During the first Weurman symposium in 1975, Rijkens and Boelens discussed the future of aroma research regarding the number of identified volatile constituents in foods and beverages. More than 5,000 such constituents were expected to be present. Twenty years later, our analysis of the identified volatile constituents in foods and beverages reveals that up to 6,600 have been reported so far. These compounds can be grouped into hydrocarbons, oxygen derivatives, nitrogen derivatives and sulfur derivatives.
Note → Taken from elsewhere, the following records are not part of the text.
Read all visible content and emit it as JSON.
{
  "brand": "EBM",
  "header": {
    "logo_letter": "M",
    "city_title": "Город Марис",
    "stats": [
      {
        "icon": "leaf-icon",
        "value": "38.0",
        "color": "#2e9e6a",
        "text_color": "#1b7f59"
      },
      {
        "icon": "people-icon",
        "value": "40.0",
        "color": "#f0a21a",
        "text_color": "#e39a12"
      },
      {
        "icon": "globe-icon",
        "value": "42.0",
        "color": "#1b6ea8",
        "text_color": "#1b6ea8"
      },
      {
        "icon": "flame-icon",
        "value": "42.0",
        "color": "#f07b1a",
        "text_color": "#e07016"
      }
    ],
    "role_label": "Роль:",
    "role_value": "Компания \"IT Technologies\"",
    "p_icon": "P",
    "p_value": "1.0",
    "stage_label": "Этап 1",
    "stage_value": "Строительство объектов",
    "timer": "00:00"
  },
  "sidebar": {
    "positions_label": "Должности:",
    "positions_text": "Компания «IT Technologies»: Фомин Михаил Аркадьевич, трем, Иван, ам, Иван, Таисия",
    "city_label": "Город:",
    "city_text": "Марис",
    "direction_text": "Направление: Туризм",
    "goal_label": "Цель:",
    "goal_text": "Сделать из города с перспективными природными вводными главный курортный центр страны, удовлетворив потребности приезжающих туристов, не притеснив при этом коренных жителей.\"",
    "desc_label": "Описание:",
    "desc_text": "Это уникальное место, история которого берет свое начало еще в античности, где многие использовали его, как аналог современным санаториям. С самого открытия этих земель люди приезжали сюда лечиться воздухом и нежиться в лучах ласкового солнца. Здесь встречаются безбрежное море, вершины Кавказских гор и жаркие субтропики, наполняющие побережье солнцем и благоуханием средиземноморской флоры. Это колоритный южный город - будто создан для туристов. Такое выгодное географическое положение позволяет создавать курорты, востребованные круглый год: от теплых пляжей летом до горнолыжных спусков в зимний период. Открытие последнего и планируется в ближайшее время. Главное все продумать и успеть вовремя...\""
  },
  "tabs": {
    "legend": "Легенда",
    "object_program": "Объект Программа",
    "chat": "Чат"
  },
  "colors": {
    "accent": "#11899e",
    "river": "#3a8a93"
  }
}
It is general knowledge that many flavor components are formed from sugars and amino acids during food processing. During this processing, the Maillard reaction occurs, followed by the Heinz rearrangement and/or the Amadori rearrangement, leading finally to the formation of a series of volatile flavor compounds. Some important groups of these flavor compounds are the esters, the disulfides and methylthio derivatives, and the oxazoles and thiazoles, Trends in each of these three groups will be discussed. We’ll also discuss trends in natural stereoisomers and in the formation of new volatile nitrogen compounds and sulfur compounds, such as the 1,3,5 -dithiazines.